Task to complete: Please copy out each line of the entries in which "values" appears.

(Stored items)
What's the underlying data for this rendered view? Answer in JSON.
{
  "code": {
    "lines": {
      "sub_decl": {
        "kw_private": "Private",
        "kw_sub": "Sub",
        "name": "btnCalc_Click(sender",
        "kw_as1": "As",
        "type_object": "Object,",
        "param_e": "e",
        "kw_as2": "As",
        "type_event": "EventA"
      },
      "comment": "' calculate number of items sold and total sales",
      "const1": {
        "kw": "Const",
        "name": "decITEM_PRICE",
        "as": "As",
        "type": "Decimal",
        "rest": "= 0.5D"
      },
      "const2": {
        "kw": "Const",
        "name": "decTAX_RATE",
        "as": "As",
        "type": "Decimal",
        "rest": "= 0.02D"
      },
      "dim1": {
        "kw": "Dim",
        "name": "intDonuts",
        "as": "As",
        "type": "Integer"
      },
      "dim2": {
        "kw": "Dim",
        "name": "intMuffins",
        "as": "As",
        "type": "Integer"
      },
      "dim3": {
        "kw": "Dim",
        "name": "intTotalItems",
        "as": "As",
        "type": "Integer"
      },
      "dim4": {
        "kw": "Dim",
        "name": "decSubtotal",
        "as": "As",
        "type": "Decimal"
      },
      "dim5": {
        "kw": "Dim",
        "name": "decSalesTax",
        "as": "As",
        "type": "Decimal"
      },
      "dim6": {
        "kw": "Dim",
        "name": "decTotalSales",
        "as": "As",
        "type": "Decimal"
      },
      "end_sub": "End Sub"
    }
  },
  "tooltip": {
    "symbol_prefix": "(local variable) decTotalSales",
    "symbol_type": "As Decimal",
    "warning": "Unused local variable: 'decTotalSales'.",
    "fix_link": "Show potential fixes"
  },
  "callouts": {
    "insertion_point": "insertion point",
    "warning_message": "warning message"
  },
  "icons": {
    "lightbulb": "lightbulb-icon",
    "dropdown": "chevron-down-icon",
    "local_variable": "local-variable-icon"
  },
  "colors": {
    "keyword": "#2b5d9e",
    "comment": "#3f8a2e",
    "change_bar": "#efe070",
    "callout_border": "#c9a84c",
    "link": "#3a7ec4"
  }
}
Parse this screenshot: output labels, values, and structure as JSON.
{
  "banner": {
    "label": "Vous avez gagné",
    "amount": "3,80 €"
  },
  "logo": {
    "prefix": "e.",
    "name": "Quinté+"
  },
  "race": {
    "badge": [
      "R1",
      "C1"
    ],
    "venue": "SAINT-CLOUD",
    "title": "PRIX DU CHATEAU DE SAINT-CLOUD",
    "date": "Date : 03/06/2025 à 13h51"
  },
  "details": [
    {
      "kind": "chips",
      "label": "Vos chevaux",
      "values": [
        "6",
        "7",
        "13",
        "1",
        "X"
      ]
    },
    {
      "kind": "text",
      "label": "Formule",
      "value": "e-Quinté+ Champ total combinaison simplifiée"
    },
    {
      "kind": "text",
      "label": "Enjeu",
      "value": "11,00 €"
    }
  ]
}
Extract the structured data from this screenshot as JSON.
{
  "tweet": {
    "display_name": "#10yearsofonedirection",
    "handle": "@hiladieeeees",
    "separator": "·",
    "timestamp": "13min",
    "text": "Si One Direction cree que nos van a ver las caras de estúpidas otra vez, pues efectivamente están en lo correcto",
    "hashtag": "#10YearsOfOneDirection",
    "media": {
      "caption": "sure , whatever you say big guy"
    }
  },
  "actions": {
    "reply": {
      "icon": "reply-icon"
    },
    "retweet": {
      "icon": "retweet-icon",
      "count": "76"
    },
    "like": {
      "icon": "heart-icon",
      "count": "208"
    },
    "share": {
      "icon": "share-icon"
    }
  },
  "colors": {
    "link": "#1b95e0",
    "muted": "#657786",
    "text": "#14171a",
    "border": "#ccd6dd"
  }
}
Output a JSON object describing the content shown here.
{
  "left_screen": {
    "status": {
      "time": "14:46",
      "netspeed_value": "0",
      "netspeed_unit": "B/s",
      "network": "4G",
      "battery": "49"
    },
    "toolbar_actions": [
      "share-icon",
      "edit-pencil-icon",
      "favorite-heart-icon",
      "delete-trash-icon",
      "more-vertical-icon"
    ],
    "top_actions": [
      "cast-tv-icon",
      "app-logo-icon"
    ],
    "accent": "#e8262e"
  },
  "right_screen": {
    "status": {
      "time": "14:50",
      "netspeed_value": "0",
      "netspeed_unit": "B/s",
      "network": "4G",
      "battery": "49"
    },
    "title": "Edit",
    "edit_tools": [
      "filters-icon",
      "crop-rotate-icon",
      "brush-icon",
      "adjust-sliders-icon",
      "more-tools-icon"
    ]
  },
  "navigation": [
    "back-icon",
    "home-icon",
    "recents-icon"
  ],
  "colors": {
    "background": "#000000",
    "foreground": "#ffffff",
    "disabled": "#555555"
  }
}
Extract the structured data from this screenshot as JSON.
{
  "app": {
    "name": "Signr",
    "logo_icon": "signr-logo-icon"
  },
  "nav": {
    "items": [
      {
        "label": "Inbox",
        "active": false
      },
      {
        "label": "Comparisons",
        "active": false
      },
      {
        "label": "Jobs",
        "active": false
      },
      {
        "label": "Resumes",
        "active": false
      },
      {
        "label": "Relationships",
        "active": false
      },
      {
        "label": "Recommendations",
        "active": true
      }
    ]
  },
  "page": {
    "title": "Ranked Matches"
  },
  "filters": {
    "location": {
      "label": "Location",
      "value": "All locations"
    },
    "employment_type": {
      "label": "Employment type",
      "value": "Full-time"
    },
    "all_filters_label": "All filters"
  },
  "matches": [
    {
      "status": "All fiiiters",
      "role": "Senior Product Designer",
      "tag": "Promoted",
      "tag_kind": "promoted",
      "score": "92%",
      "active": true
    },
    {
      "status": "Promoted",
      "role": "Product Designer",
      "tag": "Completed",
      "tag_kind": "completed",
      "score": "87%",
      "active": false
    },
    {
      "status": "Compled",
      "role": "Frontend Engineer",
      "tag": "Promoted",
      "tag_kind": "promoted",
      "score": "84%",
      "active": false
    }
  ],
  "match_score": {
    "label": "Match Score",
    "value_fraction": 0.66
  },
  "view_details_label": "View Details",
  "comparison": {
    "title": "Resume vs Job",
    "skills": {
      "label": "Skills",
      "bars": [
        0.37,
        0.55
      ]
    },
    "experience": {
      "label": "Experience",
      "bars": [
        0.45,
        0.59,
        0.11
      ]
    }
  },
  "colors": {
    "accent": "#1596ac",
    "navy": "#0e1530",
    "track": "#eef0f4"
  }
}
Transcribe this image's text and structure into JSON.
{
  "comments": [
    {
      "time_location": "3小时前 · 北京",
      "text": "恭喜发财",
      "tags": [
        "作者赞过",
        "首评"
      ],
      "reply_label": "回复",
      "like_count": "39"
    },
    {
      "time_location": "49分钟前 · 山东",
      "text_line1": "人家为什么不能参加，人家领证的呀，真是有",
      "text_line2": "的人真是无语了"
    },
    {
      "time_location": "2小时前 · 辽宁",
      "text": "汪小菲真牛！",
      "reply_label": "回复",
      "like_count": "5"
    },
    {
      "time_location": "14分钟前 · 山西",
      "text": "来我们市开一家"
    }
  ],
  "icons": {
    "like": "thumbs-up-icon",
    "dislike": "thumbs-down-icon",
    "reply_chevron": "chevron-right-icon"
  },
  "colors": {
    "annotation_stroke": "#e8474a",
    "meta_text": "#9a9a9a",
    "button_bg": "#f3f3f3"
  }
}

Response:
Parse this screenshot: output labels, values, and structure as JSON.
      "values": [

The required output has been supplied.